───── Records provided ─────

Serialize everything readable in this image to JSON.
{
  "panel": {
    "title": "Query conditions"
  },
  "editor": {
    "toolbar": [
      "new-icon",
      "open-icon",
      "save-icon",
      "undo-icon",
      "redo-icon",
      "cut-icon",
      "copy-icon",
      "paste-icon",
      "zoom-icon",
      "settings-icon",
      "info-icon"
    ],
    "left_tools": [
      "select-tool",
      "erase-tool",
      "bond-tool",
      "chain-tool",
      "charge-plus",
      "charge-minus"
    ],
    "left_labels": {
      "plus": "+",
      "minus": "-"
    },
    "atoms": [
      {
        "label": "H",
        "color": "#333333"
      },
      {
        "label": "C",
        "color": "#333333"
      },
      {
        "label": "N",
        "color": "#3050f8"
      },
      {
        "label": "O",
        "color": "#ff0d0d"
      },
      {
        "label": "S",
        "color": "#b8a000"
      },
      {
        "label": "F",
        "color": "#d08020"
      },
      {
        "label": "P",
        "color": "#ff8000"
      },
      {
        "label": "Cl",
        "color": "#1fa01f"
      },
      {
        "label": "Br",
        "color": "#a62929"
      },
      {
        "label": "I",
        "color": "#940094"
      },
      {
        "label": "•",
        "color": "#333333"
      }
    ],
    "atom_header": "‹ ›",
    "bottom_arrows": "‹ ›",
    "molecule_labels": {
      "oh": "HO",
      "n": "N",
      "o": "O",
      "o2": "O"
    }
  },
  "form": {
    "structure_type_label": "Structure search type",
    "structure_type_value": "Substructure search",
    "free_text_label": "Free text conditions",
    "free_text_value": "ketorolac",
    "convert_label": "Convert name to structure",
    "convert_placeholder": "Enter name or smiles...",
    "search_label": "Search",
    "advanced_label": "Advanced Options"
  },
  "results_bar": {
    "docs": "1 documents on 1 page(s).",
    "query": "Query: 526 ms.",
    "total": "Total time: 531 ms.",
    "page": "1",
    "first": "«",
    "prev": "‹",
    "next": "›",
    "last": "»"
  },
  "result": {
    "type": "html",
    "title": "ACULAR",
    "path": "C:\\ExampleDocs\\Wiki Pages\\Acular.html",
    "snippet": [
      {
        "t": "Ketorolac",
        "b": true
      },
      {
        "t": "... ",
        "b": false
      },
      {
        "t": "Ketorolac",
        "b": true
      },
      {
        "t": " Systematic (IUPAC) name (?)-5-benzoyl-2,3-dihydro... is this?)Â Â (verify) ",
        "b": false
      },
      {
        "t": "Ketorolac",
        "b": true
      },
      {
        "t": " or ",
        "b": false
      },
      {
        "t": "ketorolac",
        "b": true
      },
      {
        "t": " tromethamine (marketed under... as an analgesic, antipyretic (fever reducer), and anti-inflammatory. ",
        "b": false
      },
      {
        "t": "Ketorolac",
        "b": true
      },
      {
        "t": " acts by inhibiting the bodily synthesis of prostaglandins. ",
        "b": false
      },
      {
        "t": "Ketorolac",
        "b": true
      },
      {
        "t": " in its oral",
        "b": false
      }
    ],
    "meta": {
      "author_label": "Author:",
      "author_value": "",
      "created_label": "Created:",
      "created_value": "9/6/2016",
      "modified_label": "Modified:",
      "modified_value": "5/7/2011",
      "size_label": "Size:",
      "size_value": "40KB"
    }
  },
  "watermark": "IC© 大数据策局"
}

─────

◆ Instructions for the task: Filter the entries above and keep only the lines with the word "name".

◆ Solved exercise:
    "convert_label": "Convert name to structure",
    "convert_placeholder": "Enter name or smiles...",
        "t": " Systematic (IUPAC) name (?)-5-benzoyl-2,3-dihydro... is this?)Â Â (verify) ",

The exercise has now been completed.